What Does Disability Insurance Cover?
One of the most powerful fears modern people face is finding themselves unable to work and provide for their families. If a disability or debilitating illness prevents a person from working, they won’t be able to go to work as normal and continue bringing in their paychecks. To combat this, special aid systems like disability insurance have been put into place to help supplement a person’s income if they are no longer able to work.
Disability insurance comes in many different forms to help cover a plethora of conditions and illnesses. It can assist individuals over short-term stints or long-term periods depending on your coverage type, but they are all united by several common factors.
Let’s take a closer look at what disability insurance is before diving into the similarities between policy types and the differences between long-term and short-term coverage.
What is Disability Insurance?
Disability insurance is a specific kind of insurance that helps offset costs accrued when an individual is disabled and can no longer work. Unlike worker’s compensation insurance, it provides covered employees with partial wage replacement if they become ill or disabled even off of the clock.
It must be noted that while disability insurance can help individuals recover part of their lost wages, it cannot replace the entirety of their paycheck. Instead, it will typically replace approximately 60% of lost earnings in monthly payments.
Features of All Disability Policies
While disability insurance types and categories don’t always cover the same things, they do all have the same basic features that help individuals understand what they may qualify for, how much coverage they can receive, their premiums, and what has to happen before they can collect insurance payouts.
Each policy must have a premium–the monthly amount that must be paid either by the employee or employer to maintain coverage. Benefits are another key factor in disability policies. An employee’s benefit is the amount they will receive each month they’re out of work. With disability insurance, this can range from fifty to eighty percent of their total paycheck.

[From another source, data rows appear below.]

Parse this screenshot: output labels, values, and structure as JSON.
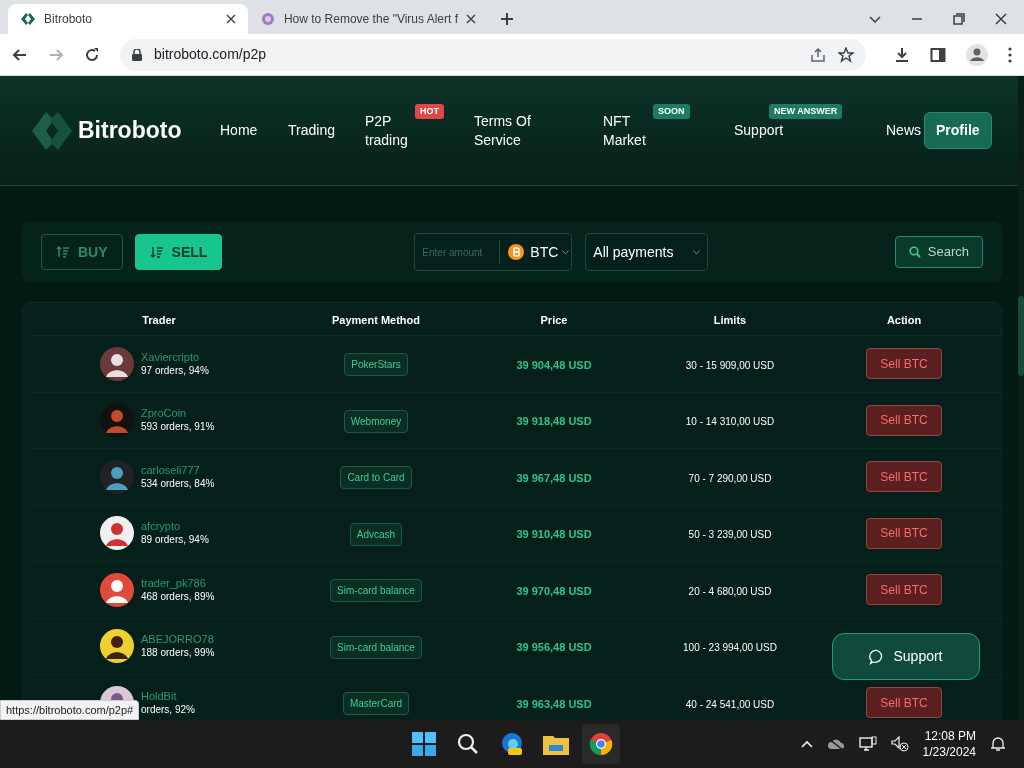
{
  "browser": {
    "tabs": [
      {
        "title": "Bitroboto",
        "selected": true
      },
      {
        "title": "How to Remove the \"Virus Alert f",
        "selected": false
      }
    ],
    "address": "bitroboto.com/p2p",
    "status_url": "https://bitroboto.com/p2p#"
  },
  "site": {
    "logo": "Bitroboto",
    "nav": [
      {
        "label": "Home"
      },
      {
        "label": "Trading"
      },
      {
        "label": "P2P trading",
        "badge": {
          "text": "HOT",
          "color": "#e04848"
        }
      },
      {
        "label": "Terms Of Service"
      },
      {
        "label": "NFT Market",
        "badge": {
          "text": "SOON",
          "color": "#1f7a62"
        }
      },
      {
        "label": "Support",
        "badge": {
          "text": "NEW ANSWER",
          "color": "#1f7a62"
        }
      },
      {
        "label": "News"
      }
    ],
    "profile": "Profile"
  },
  "filters": {
    "modes": [
      {
        "label": "BUY",
        "selected": false
      },
      {
        "label": "SELL",
        "selected": true
      }
    ],
    "amount": {
      "placeholder": "Enter amount"
    },
    "currency": "BTC",
    "payments": "All payments",
    "search": "Search"
  },
  "table": {
    "columns": [
      "Trader",
      "Payment Method",
      "Price",
      "Limits",
      "Action"
    ],
    "rows": [
      {
        "name": "Xaviercripto",
        "stats": "97 orders, 94%",
        "payment": "PokerStars",
        "price": "39 904,48 USD",
        "limits": "30 - 15 909,00 USD",
        "action": "Sell BTC"
      },
      {
        "name": "ZproCoin",
        "stats": "593 orders, 91%",
        "payment": "Webmoney",
        "price": "39 918,48 USD",
        "limits": "10 - 14 310,00 USD",
        "action": "Sell BTC"
      },
      {
        "name": "carloseli777",
        "stats": "534 orders, 84%",
        "payment": "Card to Card",
        "price": "39 967,48 USD",
        "limits": "70 - 7 290,00 USD",
        "action": "Sell BTC"
      },
      {
        "name": "afcrypto",
        "stats": "89 orders, 94%",
        "payment": "Advcash",
        "price": "39 910,48 USD",
        "limits": "50 - 3 239,00 USD",
        "action": "Sell BTC"
      },
      {
        "name": "trader_pk786",
        "stats": "468 orders, 89%",
        "payment": "Sim-card balance",
        "price": "39 970,48 USD",
        "limits": "20 - 4 680,00 USD",
        "action": "Sell BTC"
      },
      {
        "name": "ABEJORRO78",
        "stats": "188 orders, 99%",
        "payment": "Sim-card balance",
        "price": "39 956,48 USD",
        "limits": "100 - 23 994,00 USD"
      },
      {
        "name": "HoldBit",
        "stats": "orders, 92%",
        "payment": "MasterCard",
        "price": "39 963,48 USD",
        "limits": "40 - 24 541,00 USD",
        "action": "Sell BTC"
      }
    ]
  },
  "support_button": "Support",
  "taskbar": {
    "time": "12:08 PM",
    "date": "1/23/2024"
  }
}
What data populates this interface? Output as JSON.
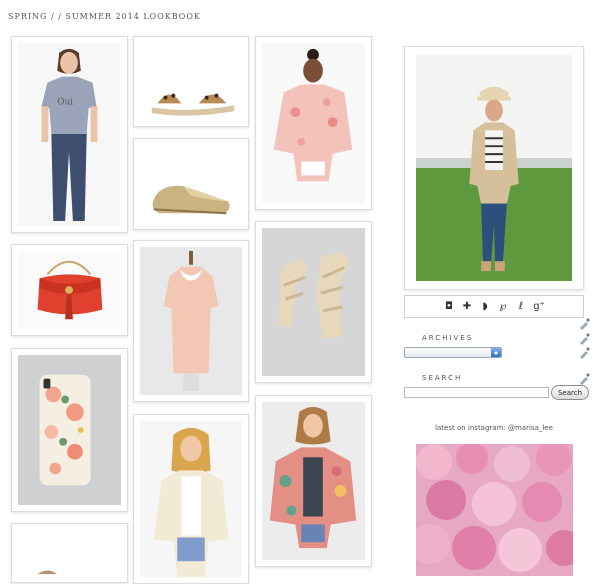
{
  "header": {
    "title": "SPRING / / SUMMER 2014 LOOKBOOK"
  },
  "sidebar": {
    "social_icons": [
      {
        "name": "instagram-icon",
        "glyph": "◘"
      },
      {
        "name": "plus-icon",
        "glyph": "✚"
      },
      {
        "name": "rss-icon",
        "glyph": "◗"
      },
      {
        "name": "pinterest-icon",
        "glyph": "℘"
      },
      {
        "name": "bloglovin-icon",
        "glyph": "ℓ"
      },
      {
        "name": "google-plus-icon",
        "glyph": "g⁺"
      }
    ],
    "archives_heading": "ARCHIVES",
    "search_heading": "SEARCH",
    "search_button": "Search",
    "search_value": "",
    "instagram_caption": "latest on instagram: @marisa_lee"
  }
}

The benefits a person receives can only extend through a very specific time known as the “Benefits Period.” This period may be a handful of months if you have short-term coverage options or may last until the covered individual is retiring with long-term coverage. Additionally, there may also be a waiting or “elimination” period that denotes how much time must pass after an individual is disabled before they may collect benefits.
Categories of Disability Coverage
There are two specific categories of disability insurance that a person may be eligible for: short-term coverage and long-term coverage. Each works in very distinct ways, so it’s important to understand each option so you can choose what works best for you.
Short-term coverage, as its name suggests, is a coverage type that is designed to replace an individual’s income for a shorter period of time. Usually, it comes as part of a group insurance plan through an individual’s employer, and they work to pay out benefits for anywhere from three to six months in total with few plans reaching as many as twelve months. Additionally, these policy types typically have an elimination period of two weeks.
Covered Conditions and Illnesses
Any short-term illnesses or injuries that keep you out of work will likely be covered by this policy type. The most common use of this insurance type is to help offset costs while an individual is on maternity leave covering six weeks after a normal pregnancy and eight weeks after a cesarean section.
Additionally, any medically necessary surgical procedures will likely be permitted for coverage on short-term disability policies along with organ donations and bariatric weight-loss surgeries. Surgeries that are purely cosmetic may not be covered.
Unlike short-term coverage, long-term disability coverage is designed to last much longer, even taking a person through retirement if needs be. Also, they usually don’t come in group plan formats. They are most often purchased as individual insurance policies by those who have greater concerns for their families and lifestyles should a disability keep them from working normally. Additionally, these policies have an elimination period of at least six months, possibly more depending on the policy type and provider.
Covered Conditions and Illnesses
The most common things covered under disability insurance are not accident-related. Instead, they tend to be illness-based. The top illnesses covered by long-term disability include cancer, tumors, cardiovascular and circulatory diseases, muscle, back, and joint disorders, and spine and nervous-system-related disorders.
Injury-related conditions commonly covered under long-term disability include accidents, injuries, and poisonings.
Employee Benefits Made Easy
At Beckham Insurance Group, our knowledgeable and experienced employee benefits representatives are here to help make your benefits administration as easy and stress-free as possible. Contact us today to learn more about how we can help you build a competitive and comprehensive benefits program.